• **WORK TO COMPLETE**
Write all of the entries out again exactly.

Start of INFORMATION

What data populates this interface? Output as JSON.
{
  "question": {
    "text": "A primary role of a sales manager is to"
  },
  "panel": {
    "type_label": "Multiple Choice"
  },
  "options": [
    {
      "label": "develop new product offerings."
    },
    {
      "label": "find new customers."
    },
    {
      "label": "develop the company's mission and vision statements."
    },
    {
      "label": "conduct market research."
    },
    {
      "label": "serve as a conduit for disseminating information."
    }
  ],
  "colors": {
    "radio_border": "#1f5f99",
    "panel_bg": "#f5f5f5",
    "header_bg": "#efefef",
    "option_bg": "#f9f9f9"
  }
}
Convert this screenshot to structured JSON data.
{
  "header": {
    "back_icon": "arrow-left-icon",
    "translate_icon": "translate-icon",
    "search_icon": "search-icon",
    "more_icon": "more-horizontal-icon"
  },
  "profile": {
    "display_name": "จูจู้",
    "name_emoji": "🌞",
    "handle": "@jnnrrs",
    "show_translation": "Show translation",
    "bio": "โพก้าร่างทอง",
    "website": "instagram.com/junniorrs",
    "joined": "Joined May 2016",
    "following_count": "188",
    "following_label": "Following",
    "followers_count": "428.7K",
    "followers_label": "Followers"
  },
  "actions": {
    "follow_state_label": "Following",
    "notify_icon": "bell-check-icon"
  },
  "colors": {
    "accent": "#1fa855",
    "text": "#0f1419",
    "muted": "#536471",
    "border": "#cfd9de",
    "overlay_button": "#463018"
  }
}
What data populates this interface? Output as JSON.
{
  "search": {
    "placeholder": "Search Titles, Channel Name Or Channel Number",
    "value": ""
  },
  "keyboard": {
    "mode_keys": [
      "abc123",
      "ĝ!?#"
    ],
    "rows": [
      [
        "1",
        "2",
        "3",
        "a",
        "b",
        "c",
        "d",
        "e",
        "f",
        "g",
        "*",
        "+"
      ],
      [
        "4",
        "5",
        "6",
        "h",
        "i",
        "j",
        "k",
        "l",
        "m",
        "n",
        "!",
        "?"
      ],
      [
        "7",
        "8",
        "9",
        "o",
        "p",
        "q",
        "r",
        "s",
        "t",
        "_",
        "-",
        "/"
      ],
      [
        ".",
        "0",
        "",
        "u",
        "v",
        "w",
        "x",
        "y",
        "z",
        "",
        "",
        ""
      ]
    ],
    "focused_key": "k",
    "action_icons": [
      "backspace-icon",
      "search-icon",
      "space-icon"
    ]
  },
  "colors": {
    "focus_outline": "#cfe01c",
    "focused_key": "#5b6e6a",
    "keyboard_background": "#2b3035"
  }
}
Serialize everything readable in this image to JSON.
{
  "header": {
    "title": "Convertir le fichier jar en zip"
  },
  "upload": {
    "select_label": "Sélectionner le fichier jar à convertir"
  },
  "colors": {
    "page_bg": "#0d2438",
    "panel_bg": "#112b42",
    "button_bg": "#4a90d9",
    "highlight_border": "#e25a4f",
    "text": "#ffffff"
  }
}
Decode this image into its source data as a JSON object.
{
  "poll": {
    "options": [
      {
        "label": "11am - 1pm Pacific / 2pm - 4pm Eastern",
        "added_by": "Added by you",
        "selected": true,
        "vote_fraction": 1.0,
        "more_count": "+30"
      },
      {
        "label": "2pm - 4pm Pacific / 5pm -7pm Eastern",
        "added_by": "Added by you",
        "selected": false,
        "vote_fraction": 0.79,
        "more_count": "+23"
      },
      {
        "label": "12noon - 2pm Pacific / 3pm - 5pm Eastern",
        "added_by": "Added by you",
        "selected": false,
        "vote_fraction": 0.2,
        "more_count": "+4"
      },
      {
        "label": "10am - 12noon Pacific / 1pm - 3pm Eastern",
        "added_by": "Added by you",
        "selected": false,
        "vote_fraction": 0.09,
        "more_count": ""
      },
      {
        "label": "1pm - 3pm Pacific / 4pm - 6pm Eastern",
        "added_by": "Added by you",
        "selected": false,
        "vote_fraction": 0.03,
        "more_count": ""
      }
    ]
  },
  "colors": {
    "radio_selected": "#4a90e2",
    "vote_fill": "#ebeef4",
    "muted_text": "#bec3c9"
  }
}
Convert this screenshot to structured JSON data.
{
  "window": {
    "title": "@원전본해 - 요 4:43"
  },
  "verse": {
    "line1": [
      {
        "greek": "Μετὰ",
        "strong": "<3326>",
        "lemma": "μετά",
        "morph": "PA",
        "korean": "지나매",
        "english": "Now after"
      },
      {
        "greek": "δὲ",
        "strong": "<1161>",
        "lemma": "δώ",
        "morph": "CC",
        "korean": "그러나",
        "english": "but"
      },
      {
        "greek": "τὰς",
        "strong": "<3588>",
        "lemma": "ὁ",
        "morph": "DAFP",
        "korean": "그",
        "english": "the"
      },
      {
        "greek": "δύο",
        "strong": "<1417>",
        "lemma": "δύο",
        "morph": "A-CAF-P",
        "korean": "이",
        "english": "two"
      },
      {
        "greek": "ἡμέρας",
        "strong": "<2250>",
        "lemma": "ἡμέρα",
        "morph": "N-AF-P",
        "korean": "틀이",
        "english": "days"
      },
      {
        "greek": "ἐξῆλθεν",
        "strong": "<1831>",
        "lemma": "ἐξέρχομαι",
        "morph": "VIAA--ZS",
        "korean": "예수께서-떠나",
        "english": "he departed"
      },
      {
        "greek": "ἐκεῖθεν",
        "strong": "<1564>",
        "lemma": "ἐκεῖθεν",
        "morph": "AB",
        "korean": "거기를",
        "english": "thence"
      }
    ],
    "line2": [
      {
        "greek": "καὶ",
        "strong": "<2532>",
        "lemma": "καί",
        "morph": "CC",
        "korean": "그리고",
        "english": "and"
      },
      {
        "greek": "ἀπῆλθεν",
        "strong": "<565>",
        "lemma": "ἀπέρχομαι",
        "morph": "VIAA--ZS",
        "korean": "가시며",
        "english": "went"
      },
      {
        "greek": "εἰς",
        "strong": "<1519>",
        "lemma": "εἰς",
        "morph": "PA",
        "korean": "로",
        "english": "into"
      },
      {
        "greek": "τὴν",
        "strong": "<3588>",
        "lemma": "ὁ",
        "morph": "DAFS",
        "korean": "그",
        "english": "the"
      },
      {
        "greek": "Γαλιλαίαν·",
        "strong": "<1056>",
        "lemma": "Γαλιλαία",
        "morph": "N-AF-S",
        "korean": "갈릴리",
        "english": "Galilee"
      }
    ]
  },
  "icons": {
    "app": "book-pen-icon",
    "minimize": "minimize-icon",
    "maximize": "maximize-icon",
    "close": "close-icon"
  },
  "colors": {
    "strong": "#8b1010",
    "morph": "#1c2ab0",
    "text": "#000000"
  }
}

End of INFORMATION

• **OUTPUT FOR THIS TASK**
What data populates this interface? Output as JSON.
{
  "question": {
    "text": "A primary role of a sales manager is to"
  },
  "panel": {
    "type_label": "Multiple Choice"
  },
  "options": [
    {
      "label": "develop new product offerings."
    },
    {
      "label": "find new customers."
    },
    {
      "label": "develop the company's mission and vision statements."
    },
    {
      "label": "conduct market research."
    },
    {
      "label": "serve as a conduit for disseminating information."
    }
  ],
  "colors": {
    "radio_border": "#1f5f99",
    "panel_bg": "#f5f5f5",
    "header_bg": "#efefef",
    "option_bg": "#f9f9f9"
  }
}
Convert this screenshot to structured JSON data.
{
  "header": {
    "back_icon": "arrow-left-icon",
    "translate_icon": "translate-icon",
    "search_icon": "search-icon",
    "more_icon": "more-horizontal-icon"
  },
  "profile": {
    "display_name": "จูจู้",
    "name_emoji": "🌞",
    "handle": "@jnnrrs",
    "show_translation": "Show translation",
    "bio": "โพก้าร่างทอง",
    "website": "instagram.com/junniorrs",
    "joined": "Joined May 2016",
    "following_count": "188",
    "following_label": "Following",
    "followers_count": "428.7K",
    "followers_label": "Followers"
  },
  "actions": {
    "follow_state_label": "Following",
    "notify_icon": "bell-check-icon"
  },
  "colors": {
    "accent": "#1fa855",
    "text": "#0f1419",
    "muted": "#536471",
    "border": "#cfd9de",
    "overlay_button": "#463018"
  }
}
What data populates this interface? Output as JSON.
{
  "search": {
    "placeholder": "Search Titles, Channel Name Or Channel Number",
    "value": ""
  },
  "keyboard": {
    "mode_keys": [
      "abc123",
      "ĝ!?#"
    ],
    "rows": [
      [
        "1",
        "2",
        "3",
        "a",
        "b",
        "c",
        "d",
        "e",
        "f",
        "g",
        "*",
        "+"
      ],
      [
        "4",
        "5",
        "6",
        "h",
        "i",
        "j",
        "k",
        "l",
        "m",
        "n",
        "!",
        "?"
      ],
      [
        "7",
        "8",
        "9",
        "o",
        "p",
        "q",
        "r",
        "s",
        "t",
        "_",
        "-",
        "/"
      ],
      [
        ".",
        "0",
        "",
        "u",
        "v",
        "w",
        "x",
        "y",
        "z",
        "",
        "",
        ""
      ]
    ],
    "focused_key": "k",
    "action_icons": [
      "backspace-icon",
      "search-icon",
      "space-icon"
    ]
  },
  "colors": {
    "focus_outline": "#cfe01c",
    "focused_key": "#5b6e6a",
    "keyboard_background": "#2b3035"
  }
}
Serialize everything readable in this image to JSON.
{
  "header": {
    "title": "Convertir le fichier jar en zip"
  },
  "upload": {
    "select_label": "Sélectionner le fichier jar à convertir"
  },
  "colors": {
    "page_bg": "#0d2438",
    "panel_bg": "#112b42",
    "button_bg": "#4a90d9",
    "highlight_border": "#e25a4f",
    "text": "#ffffff"
  }
}
Decode this image into its source data as a JSON object.
{
  "poll": {
    "options": [
      {
        "label": "11am - 1pm Pacific / 2pm - 4pm Eastern",
        "added_by": "Added by you",
        "selected": true,
        "vote_fraction": 1.0,
        "more_count": "+30"
      },
      {
        "label": "2pm - 4pm Pacific / 5pm -7pm Eastern",
        "added_by": "Added by you",
        "selected": false,
        "vote_fraction": 0.79,
        "more_count": "+23"
      },
      {
        "label": "12noon - 2pm Pacific / 3pm - 5pm Eastern",
        "added_by": "Added by you",
        "selected": false,
        "vote_fraction": 0.2,
        "more_count": "+4"
      },
      {
        "label": "10am - 12noon Pacific / 1pm - 3pm Eastern",
        "added_by": "Added by you",
        "selected": false,
        "vote_fraction": 0.09,
        "more_count": ""
      },
      {
        "label": "1pm - 3pm Pacific / 4pm - 6pm Eastern",
        "added_by": "Added by you",
        "selected": false,
        "vote_fraction": 0.03,
        "more_count": ""
      }
    ]
  },
  "colors": {
    "radio_selected": "#4a90e2",
    "vote_fill": "#ebeef4",
    "muted_text": "#bec3c9"
  }
}
Convert this screenshot to structured JSON data.
{
  "window": {
    "title": "@원전본해 - 요 4:43"
  },
  "verse": {
    "line1": [
      {
        "greek": "Μετὰ",
        "strong": "<3326>",
        "lemma": "μετά",
        "morph": "PA",
        "korean": "지나매",
        "english": "Now after"
      },
      {
        "greek": "δὲ",
        "strong": "<1161>",
        "lemma": "δώ",
        "morph": "CC",
        "korean": "그러나",
        "english": "but"
      },
      {
        "greek": "τὰς",
        "strong": "<3588>",
        "lemma": "ὁ",
        "morph": "DAFP",
        "korean": "그",
        "english": "the"
      },
      {
        "greek": "δύο",
        "strong": "<1417>",
        "lemma": "δύο",
        "morph": "A-CAF-P",
        "korean": "이",
        "english": "two"
      },
      {
        "greek": "ἡμέρας",
        "strong": "<2250>",
        "lemma": "ἡμέρα",
        "morph": "N-AF-P",
        "korean": "틀이",
        "english": "days"
      },
      {
        "greek": "ἐξῆλθεν",
        "strong": "<1831>",
        "lemma": "ἐξέρχομαι",
        "morph": "VIAA--ZS",
        "korean": "예수께서-떠나",
        "english": "he departed"
      },
      {
        "greek": "ἐκεῖθεν",
        "strong": "<1564>",
        "lemma": "ἐκεῖθεν",
        "morph": "AB",
        "korean": "거기를",
        "english": "thence"
      }
    ],
    "line2": [
      {
        "greek": "καὶ",
        "strong": "<2532>",
        "lemma": "καί",
        "morph": "CC",
        "korean": "그리고",
        "english": "and"
      },
      {
        "greek": "ἀπῆλθεν",
        "strong": "<565>",
        "lemma": "ἀπέρχομαι",
        "morph": "VIAA--ZS",
        "korean": "가시며",
        "english": "went"
      },
      {
        "greek": "εἰς",
        "strong": "<1519>",
        "lemma": "εἰς",
        "morph": "PA",
        "korean": "로",
        "english": "into"
      },
      {
        "greek": "τὴν",
        "strong": "<3588>",
        "lemma": "ὁ",
        "morph": "DAFS",
        "korean": "그",
        "english": "the"
      },
      {
        "greek": "Γαλιλαίαν·",
        "strong": "<1056>",
        "lemma": "Γαλιλαία",
        "morph": "N-AF-S",
        "korean": "갈릴리",
        "english": "Galilee"
      }
    ]
  },
  "icons": {
    "app": "book-pen-icon",
    "minimize": "minimize-icon",
    "maximize": "maximize-icon",
    "close": "close-icon"
  },
  "colors": {
    "strong": "#8b1010",
    "morph": "#1c2ab0",
    "text": "#000000"
  }
}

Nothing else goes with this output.